Overarching social identity is also a great way of cudgeling a nation’s people into thinking between a particular set of blinders. As a person who grew up with expectations of living according to two apparently opposing social identities (US individualism and Japan’s conformism), I realized the presence of these identity pillories early on, and did my best to have an identity of individualism of my own creation. However, I didn’t realize the immense impact an American social identity had on her citizens until returning to the
I would argue that the idea of the robustness of nature is both a social construct as well as a biological limitation. The robustness of nature operates as a social construct, because although we know that massive engineering projects have changed the face of the planet, we still act as if the planet cannot be broken. They physical enormity of the planet gives us comfort in this way. The time scales over which impacts are fully imprinted on the earth is much longer than our biological ability to fully comprehend, making it a biological limitation. Because of these two sets of blinders, we are unable to comprehend the absolute vastness of environmental (or socio-environmental) impacts: tsunamis, drought, famine, desertification, etc.

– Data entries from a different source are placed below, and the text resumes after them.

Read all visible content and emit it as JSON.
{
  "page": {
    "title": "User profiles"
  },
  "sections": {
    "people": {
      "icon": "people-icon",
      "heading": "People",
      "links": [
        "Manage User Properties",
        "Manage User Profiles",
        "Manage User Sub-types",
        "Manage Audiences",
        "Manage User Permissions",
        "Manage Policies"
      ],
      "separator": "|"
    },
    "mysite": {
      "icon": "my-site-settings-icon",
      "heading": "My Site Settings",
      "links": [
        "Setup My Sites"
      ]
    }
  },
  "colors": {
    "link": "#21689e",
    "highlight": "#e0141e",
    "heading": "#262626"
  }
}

Our biological limitation is a limiting factor that we cannot really get past (perhaps genetic engineering at some point in the future can get us over this current high-bar and on to a different level of biological limiations). Our minds can only process so much information; can only comprehend numbers of a certain magnitude; can only grasp the interconnectedness of a frustratingly few variables; etc. Due to these limitations, we came up with simplified explanations and models of the way the world should ideally work; models that ultimately fail when taken to increasing levels of complexity. Because of this exploration of increasing complexity, having computers is a godsend. Of course, computer technology created a new set of new social and technological complexity.
At the end of the day, if we were sit down and try to think about growing levels of complexity (as I have done while thinking about and writing this paper) within any field of our choosing, I vouchsafe that it would be one of the most frustrating mental exercises you could try and attempt to do. It’s frustrating (at least to me) because of the attempt in trying to maintain all the potential outcomes as they grow exponentially, along with the number and quality of connections between each new level of elements.
This discussion of complexity all comes back (of course) to being reminded about how to scale the needs of a growing planet to that which people can grasp. From there we can only wonder what people will do when faced with the enormity of the implications behind the numbers. I suppose a form of Beck’s “risk society” has arrived, and we must face it, complete with our cultural constructs and biological limitations of understanding, as Dylan Thomas wrote, “Wild men who caught and sang the sun in flight,/And learn, too late, they grieved it on its way,/Do not go gentle into that good night.”